Parkinson's disease (PD) is primarily an alpha-synucleinopathy, rather than a tauopathy, but there is evidence for an indirect association of tau with the pathogenetic process in PD. We therefore assessed the frequency in PD of the tau A0 allele, a dinucleotide repeat marker that has been associated with a sporadic tauopathy, progressive supranuclear palsy (PSP). We found the A0 allele to comprise 79.2% of 758 alleles from PD patients and 71.2% of 264 control alleles (P = 0.008). We also performed a meta-analysis of three previous reports, two of which failed to produce statistically significant results.

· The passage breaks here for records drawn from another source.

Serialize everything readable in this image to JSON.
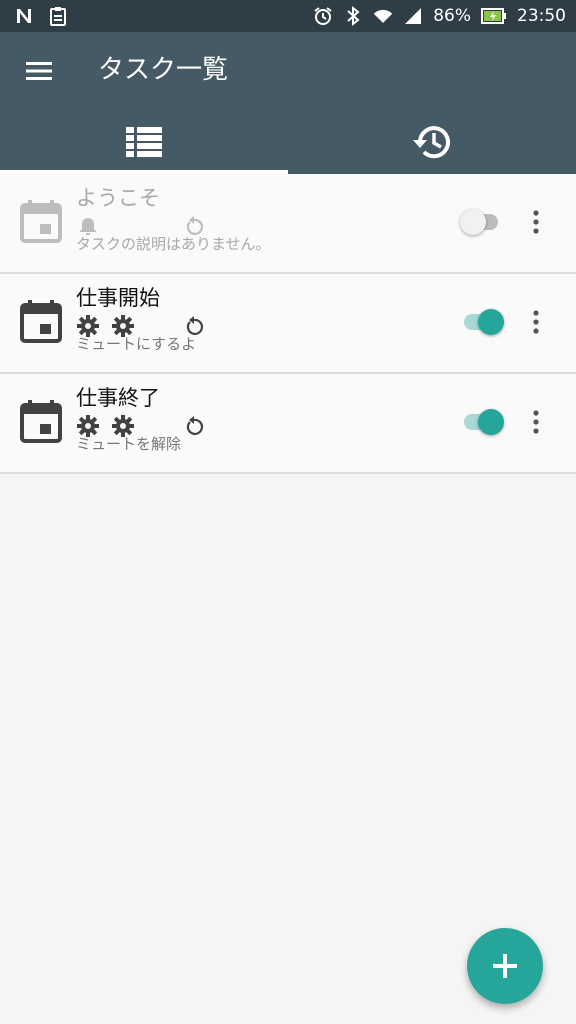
{
  "status_bar": {
    "battery": "86%",
    "time": "23:50",
    "icons": [
      "n-notification-icon",
      "clipboard-notification-icon",
      "alarm-icon",
      "bluetooth-icon",
      "wifi-icon",
      "signal-icon",
      "battery-charging-icon"
    ]
  },
  "app_bar": {
    "title": "タスク一覧",
    "menu_icon": "menu-icon",
    "tabs": [
      {
        "icon": "list-icon",
        "active": true
      },
      {
        "icon": "history-icon",
        "active": false
      }
    ]
  },
  "tasks": [
    {
      "title": "ようこそ",
      "subtitle": "タスクの説明はありません。",
      "enabled": false,
      "icons": [
        "bell-icon",
        "repeat-icon"
      ]
    },
    {
      "title": "仕事開始",
      "subtitle": "ミュートにするよ",
      "enabled": true,
      "icons": [
        "gear-icon",
        "gear-icon",
        "repeat-icon"
      ]
    },
    {
      "title": "仕事終了",
      "subtitle": "ミュートを解除",
      "enabled": true,
      "icons": [
        "gear-icon",
        "gear-icon",
        "repeat-icon"
      ]
    }
  ],
  "fab": {
    "icon": "add-icon"
  },
  "colors": {
    "status_bar": "#2f3e46",
    "app_bar": "#455a64",
    "accent": "#26a69a",
    "background": "#fafafa"
  }
}
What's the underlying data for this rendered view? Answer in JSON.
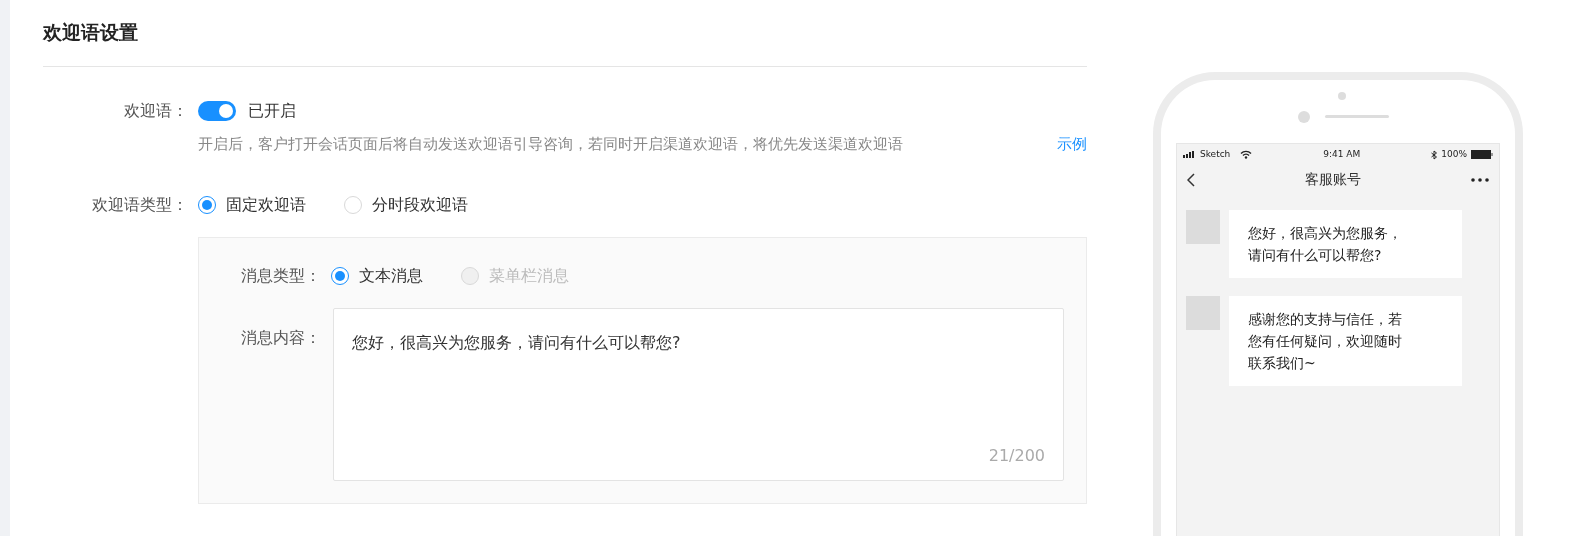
{
  "section_title": "欢迎语设置",
  "welcome": {
    "label": "欢迎语：",
    "on": true,
    "status": "已开启",
    "hint": "开启后，客户打开会话页面后将自动发送欢迎语引导咨询，若同时开启渠道欢迎语，将优先发送渠道欢迎语",
    "example_link": "示例"
  },
  "welcome_type": {
    "label": "欢迎语类型：",
    "options": [
      {
        "label": "固定欢迎语",
        "selected": true
      },
      {
        "label": "分时段欢迎语",
        "selected": false
      }
    ]
  },
  "message_type": {
    "label": "消息类型：",
    "options": [
      {
        "label": "文本消息",
        "selected": true,
        "disabled": false
      },
      {
        "label": "菜单栏消息",
        "selected": false,
        "disabled": true
      }
    ]
  },
  "message_content": {
    "label": "消息内容：",
    "value": "您好，很高兴为您服务，请问有什么可以帮您?",
    "counter": "21/200"
  },
  "phone": {
    "status_bar": {
      "carrier": "Sketch",
      "time": "9:41 AM",
      "battery": "100%"
    },
    "title": "客服账号",
    "messages": [
      {
        "text": "您好，很高兴为您服务，请问有什么可以帮您?"
      },
      {
        "text": "感谢您的支持与信任，若您有任何疑问，欢迎随时联系我们~"
      }
    ]
  }
}
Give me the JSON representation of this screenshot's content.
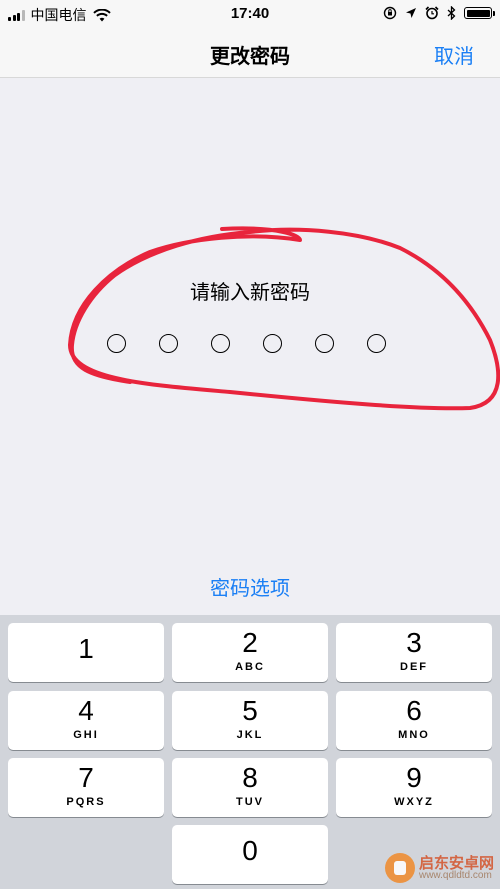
{
  "status_bar": {
    "carrier": "中国电信",
    "time": "17:40",
    "signal_bars": 4,
    "signal_bars_active": 3,
    "icons": [
      "signal-icon",
      "wifi-icon",
      "orientation-lock-icon",
      "location-icon",
      "alarm-icon",
      "bluetooth-icon",
      "battery-icon"
    ],
    "battery_level": 1.0
  },
  "nav": {
    "title": "更改密码",
    "cancel_label": "取消"
  },
  "passcode": {
    "prompt": "请输入新密码",
    "digits_total": 6,
    "digits_entered": 0
  },
  "options_link": "密码选项",
  "keypad": {
    "keys": [
      {
        "digit": "1",
        "letters": ""
      },
      {
        "digit": "2",
        "letters": "ABC"
      },
      {
        "digit": "3",
        "letters": "DEF"
      },
      {
        "digit": "4",
        "letters": "GHI"
      },
      {
        "digit": "5",
        "letters": "JKL"
      },
      {
        "digit": "6",
        "letters": "MNO"
      },
      {
        "digit": "7",
        "letters": "PQRS"
      },
      {
        "digit": "8",
        "letters": "TUV"
      },
      {
        "digit": "9",
        "letters": "WXYZ"
      },
      {
        "digit": "0",
        "letters": ""
      }
    ]
  },
  "annotation": {
    "color": "#e8243c"
  },
  "watermark": {
    "name": "启东安卓网",
    "url": "www.qdldtd.com"
  },
  "colors": {
    "accent": "#1a7ff5",
    "background": "#efeff4",
    "keypad_background": "#d1d4da"
  }
}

Taken together, they also support a PD/A0 allelic association, even after correction for misdiagnosis of PSP as PD (P< 0.001). The A0/A0 genotype frequency in our patients (62.3%) did not differ significantly from that in controls (53.0%, P = 0.062), but the meta-analysis, even after correction for misdiagnosis, showed a significant result, with P = 0.002. The frequency of A0 allele and the A0/A0 genotype were compatible with Hardy-Weinberg equilibrium. The frequency of the A0 allele and the A0/A0 genotype in our patients with familial PD was not significantly greater than in those with sporadic PD. We conclude that the tau protein may play a small role in the pathogenesis of PD and that biochemical characterization of this role may suggest opportunities for PD prophylaxis.
Copyright 2001 Movement Disorder Society.